### Exercise material
* * * * * * *
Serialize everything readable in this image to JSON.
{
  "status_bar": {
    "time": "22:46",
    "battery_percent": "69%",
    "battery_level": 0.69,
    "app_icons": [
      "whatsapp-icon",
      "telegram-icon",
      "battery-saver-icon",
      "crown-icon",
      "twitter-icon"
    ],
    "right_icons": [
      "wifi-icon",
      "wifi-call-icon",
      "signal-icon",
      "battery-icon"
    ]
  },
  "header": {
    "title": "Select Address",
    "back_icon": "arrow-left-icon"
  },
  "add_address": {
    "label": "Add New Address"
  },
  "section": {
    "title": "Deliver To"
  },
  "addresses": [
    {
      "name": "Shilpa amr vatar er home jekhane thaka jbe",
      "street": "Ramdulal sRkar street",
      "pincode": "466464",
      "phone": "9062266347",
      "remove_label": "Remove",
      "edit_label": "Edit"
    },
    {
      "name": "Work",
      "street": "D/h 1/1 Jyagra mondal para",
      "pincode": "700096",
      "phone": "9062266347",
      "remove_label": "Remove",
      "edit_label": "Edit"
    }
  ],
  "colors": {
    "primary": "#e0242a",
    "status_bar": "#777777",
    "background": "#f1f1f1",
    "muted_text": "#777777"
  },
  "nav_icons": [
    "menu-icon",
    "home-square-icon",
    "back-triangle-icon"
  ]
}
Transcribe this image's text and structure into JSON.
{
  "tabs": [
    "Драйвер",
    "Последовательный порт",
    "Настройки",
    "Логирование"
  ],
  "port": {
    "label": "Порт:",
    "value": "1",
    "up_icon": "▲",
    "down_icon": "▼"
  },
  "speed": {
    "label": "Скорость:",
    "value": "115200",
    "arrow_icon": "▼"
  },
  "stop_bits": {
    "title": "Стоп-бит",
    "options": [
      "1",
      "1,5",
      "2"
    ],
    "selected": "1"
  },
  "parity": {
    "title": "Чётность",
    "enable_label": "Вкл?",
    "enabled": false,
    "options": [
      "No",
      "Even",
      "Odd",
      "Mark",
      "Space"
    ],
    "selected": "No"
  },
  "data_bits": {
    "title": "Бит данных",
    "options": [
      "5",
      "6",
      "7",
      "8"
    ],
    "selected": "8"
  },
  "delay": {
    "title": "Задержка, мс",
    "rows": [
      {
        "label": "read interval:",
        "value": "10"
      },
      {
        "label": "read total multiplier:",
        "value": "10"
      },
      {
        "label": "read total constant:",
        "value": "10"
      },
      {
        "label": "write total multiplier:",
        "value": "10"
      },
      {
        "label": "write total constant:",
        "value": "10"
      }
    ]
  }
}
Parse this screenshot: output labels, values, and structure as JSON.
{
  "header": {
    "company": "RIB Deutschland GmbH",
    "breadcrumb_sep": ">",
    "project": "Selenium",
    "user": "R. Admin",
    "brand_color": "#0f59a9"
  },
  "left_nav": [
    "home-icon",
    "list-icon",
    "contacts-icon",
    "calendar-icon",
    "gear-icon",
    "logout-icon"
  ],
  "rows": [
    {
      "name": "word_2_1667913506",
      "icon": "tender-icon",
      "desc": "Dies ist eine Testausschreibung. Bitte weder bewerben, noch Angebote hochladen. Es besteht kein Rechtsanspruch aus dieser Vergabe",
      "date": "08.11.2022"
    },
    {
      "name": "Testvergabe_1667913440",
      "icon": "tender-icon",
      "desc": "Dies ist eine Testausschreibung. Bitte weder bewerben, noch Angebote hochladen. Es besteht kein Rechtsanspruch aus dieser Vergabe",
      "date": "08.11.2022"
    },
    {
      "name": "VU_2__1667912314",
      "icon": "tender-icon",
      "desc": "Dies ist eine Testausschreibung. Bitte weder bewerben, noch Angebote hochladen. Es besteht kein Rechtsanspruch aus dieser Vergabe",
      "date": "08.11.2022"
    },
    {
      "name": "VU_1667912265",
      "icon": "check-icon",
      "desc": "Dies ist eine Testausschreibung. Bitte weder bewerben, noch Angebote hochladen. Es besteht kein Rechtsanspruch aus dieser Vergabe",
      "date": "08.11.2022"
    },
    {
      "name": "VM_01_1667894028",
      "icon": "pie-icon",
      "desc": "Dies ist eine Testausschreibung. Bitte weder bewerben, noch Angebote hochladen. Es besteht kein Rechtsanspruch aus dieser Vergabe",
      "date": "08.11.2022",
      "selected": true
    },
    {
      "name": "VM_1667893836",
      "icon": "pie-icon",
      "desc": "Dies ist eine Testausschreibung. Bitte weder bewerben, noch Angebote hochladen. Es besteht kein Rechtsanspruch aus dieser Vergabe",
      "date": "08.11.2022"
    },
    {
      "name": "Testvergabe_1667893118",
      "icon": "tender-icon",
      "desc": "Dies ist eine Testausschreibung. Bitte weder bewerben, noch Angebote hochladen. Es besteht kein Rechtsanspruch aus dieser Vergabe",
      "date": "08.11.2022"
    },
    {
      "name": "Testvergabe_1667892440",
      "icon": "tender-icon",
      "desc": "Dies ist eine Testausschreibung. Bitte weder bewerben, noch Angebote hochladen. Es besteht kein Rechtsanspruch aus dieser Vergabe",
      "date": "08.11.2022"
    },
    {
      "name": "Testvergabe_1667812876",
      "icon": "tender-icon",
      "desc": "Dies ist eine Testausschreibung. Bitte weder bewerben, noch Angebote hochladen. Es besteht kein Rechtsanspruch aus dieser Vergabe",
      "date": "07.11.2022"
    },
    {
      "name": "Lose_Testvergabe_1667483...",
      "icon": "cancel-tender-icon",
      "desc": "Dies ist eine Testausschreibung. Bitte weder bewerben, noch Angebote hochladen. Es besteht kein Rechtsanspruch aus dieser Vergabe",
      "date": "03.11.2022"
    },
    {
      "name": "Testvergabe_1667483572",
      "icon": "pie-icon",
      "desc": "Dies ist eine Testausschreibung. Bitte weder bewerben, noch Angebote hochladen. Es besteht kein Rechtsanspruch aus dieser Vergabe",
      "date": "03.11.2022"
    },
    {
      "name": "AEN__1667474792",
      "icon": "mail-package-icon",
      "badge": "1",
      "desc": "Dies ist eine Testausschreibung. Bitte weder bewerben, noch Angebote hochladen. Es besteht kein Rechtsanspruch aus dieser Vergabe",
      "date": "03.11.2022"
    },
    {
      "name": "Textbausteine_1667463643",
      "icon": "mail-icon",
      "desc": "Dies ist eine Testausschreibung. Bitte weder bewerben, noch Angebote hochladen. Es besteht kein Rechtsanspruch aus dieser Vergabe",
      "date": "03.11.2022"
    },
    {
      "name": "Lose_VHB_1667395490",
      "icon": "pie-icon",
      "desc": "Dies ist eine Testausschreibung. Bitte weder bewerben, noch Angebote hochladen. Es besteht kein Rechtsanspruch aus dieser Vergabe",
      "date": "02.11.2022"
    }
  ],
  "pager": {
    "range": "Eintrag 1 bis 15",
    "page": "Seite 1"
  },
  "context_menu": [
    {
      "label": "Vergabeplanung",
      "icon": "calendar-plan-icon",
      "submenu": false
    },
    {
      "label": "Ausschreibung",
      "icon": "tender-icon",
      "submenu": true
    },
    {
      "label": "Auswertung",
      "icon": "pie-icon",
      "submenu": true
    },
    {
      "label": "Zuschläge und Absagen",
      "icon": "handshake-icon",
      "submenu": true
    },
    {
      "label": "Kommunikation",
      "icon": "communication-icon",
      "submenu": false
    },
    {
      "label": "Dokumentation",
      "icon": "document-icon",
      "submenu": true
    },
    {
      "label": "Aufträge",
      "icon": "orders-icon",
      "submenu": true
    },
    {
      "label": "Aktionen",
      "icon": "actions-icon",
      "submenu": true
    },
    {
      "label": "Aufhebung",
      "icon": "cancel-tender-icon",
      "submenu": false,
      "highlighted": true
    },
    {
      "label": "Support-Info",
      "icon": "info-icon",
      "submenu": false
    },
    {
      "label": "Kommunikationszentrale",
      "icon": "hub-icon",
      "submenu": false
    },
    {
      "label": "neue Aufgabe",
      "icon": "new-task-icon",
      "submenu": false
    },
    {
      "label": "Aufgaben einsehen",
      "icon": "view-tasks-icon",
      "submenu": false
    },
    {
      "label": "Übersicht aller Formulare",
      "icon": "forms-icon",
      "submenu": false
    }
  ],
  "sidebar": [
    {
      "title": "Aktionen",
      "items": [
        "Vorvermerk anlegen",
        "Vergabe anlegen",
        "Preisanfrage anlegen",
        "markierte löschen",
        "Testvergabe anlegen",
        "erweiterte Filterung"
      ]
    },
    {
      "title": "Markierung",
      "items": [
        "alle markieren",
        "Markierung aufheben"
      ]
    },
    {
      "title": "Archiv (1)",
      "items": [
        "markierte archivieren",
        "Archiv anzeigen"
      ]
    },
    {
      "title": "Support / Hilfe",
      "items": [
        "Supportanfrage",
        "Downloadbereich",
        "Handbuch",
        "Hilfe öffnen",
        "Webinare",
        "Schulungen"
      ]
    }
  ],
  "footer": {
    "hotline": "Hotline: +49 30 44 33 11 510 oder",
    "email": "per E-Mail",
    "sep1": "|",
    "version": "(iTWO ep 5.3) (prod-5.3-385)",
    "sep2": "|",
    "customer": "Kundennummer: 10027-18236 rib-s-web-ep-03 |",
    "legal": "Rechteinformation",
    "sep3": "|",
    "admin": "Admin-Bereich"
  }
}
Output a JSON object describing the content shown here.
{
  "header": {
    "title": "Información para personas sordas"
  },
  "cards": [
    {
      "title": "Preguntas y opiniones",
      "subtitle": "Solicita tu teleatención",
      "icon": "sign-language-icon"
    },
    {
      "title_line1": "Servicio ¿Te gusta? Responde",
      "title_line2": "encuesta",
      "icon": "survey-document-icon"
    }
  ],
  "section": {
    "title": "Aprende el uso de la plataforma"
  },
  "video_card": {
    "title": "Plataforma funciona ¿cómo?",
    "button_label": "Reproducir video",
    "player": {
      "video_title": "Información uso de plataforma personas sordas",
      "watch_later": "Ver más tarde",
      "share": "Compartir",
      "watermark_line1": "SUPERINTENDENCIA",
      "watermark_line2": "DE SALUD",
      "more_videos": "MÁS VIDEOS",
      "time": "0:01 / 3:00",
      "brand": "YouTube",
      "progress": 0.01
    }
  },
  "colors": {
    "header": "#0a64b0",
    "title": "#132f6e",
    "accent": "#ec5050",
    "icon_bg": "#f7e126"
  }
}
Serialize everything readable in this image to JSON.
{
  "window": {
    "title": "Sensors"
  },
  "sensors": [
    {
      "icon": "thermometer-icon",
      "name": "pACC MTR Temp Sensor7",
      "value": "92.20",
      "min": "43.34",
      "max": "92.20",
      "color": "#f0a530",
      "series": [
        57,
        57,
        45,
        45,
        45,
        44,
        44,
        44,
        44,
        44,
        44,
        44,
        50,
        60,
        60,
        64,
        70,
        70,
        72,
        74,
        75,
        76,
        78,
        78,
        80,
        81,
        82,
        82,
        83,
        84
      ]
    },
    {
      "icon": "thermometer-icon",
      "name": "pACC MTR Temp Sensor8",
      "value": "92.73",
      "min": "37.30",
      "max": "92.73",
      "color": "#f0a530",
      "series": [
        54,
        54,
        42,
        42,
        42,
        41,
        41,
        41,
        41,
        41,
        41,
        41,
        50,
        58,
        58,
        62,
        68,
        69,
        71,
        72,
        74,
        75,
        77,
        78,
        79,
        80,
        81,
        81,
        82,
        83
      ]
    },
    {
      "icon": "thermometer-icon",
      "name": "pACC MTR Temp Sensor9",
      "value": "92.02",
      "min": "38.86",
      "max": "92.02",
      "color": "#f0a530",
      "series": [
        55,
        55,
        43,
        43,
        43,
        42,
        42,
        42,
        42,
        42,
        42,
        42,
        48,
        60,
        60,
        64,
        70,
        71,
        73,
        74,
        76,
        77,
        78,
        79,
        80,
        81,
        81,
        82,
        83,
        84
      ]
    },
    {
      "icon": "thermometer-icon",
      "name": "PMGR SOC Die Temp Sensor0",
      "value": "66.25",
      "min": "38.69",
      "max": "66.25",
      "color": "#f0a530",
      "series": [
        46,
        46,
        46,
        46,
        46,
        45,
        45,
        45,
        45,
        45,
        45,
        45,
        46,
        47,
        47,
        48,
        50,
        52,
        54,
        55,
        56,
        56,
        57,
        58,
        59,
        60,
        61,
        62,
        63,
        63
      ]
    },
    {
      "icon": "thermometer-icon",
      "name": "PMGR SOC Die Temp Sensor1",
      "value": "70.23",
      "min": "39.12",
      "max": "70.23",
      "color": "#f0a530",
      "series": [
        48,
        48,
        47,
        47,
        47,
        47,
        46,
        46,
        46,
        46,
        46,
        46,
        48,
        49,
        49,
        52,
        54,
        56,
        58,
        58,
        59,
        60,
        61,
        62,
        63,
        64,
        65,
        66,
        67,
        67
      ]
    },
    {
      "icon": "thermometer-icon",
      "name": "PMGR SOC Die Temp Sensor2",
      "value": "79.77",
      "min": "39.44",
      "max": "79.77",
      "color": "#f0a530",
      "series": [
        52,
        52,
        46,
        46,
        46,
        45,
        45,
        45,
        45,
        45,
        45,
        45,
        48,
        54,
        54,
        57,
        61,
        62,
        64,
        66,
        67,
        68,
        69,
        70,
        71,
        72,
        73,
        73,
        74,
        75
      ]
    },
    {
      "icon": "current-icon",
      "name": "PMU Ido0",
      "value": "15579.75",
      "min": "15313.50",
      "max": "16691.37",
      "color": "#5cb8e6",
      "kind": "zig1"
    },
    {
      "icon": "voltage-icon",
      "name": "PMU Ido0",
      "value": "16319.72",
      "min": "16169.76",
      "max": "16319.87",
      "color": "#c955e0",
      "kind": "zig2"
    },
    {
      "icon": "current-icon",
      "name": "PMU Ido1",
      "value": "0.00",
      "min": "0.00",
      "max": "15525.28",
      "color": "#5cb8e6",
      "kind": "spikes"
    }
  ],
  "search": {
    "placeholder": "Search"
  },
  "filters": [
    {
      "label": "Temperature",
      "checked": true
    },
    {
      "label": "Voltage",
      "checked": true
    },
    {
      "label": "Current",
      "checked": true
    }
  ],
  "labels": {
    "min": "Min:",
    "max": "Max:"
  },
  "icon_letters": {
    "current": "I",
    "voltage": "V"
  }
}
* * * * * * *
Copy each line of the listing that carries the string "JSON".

### Response
Serialize everything readable in this image to JSON.
Transcribe this image's text and structure into JSON.
Parse this screenshot: output labels, values, and structure as JSON.
Output a JSON object describing the content shown here.
Serialize everything readable in this image to JSON.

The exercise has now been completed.